• _YOUR ASSIGNMENT_: Every line of the records that holds the word "area" should be copied.

• _GIVEN RECORDS_:

###

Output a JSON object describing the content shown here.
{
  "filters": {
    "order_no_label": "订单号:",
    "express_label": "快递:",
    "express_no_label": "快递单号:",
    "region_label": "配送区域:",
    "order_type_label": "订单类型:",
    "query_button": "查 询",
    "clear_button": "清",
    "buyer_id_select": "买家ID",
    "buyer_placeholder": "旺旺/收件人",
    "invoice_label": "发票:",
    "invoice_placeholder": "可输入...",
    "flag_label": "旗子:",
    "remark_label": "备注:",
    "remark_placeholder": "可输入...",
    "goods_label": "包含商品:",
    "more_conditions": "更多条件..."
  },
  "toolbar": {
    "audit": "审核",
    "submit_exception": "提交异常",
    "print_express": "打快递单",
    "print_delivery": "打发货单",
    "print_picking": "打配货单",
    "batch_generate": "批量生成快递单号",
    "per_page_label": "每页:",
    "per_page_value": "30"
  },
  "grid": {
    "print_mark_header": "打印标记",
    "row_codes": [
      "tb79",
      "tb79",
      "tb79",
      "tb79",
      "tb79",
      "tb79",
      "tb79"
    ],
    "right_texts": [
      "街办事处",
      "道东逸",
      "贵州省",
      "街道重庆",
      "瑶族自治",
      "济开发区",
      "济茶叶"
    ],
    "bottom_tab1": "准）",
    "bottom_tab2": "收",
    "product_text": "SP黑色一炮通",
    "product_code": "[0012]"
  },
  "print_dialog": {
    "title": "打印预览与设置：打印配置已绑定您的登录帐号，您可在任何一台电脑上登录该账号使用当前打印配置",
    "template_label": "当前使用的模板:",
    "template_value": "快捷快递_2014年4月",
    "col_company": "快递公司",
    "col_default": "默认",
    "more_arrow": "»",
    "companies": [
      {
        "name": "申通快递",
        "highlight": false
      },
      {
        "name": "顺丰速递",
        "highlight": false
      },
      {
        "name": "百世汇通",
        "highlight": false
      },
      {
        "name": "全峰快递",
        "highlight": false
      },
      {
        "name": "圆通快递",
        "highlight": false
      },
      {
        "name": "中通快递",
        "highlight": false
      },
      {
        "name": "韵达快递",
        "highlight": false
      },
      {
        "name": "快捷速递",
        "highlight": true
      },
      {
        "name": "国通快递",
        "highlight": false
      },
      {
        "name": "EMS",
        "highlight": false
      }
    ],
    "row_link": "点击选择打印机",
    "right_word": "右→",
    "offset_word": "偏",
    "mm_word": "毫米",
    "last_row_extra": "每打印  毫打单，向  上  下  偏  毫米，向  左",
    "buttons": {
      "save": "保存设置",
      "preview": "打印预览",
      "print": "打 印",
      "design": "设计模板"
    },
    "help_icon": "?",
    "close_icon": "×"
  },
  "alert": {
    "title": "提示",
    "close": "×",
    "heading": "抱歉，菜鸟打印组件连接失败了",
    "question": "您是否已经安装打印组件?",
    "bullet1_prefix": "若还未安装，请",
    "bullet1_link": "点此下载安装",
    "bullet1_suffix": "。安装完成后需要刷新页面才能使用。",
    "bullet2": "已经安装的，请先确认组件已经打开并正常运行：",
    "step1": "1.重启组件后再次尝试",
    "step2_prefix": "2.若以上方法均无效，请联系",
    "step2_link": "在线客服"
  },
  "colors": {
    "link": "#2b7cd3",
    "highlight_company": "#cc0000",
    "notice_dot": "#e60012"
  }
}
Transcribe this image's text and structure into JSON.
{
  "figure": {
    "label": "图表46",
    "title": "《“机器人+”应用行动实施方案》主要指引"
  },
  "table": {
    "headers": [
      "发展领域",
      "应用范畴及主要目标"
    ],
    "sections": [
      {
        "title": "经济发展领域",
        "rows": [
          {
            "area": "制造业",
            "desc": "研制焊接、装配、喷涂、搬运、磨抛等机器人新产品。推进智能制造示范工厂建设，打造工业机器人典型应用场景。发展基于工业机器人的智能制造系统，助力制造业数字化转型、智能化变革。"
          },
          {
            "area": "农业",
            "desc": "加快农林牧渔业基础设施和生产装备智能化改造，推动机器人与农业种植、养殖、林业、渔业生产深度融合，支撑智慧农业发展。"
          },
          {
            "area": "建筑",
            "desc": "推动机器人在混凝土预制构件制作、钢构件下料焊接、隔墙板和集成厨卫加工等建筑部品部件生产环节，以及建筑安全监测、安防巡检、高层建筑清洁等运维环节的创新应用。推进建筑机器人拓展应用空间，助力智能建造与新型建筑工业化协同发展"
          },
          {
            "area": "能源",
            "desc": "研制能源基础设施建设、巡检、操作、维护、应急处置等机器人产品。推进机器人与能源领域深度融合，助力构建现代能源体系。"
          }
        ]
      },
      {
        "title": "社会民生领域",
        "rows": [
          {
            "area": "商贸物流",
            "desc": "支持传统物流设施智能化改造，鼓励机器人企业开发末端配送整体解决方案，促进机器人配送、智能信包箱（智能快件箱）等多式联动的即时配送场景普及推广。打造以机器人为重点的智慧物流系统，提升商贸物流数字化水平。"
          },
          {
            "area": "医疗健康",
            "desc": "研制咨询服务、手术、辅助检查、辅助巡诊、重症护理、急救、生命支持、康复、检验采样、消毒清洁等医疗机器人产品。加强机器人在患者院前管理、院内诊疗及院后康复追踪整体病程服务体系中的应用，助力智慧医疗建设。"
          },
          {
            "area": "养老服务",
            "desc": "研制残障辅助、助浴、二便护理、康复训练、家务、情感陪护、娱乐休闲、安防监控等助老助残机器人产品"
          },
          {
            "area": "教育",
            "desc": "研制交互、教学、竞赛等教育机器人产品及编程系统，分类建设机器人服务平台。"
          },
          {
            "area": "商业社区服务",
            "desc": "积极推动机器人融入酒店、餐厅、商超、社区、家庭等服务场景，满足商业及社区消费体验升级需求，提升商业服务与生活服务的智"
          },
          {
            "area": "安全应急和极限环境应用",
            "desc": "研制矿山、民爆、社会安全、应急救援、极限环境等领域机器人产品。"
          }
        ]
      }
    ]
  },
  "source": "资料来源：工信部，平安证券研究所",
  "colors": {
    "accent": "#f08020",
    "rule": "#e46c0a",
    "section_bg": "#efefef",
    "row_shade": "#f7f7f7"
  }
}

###

• _EXERCISE RESPONSE_:
            "area": "制造业",
            "area": "农业",
            "area": "建筑",
            "area": "能源",
            "area": "商贸物流",
            "area": "医疗健康",
            "area": "养老服务",
            "area": "教育",
            "area": "商业社区服务",
            "area": "安全应急和极限环境应用",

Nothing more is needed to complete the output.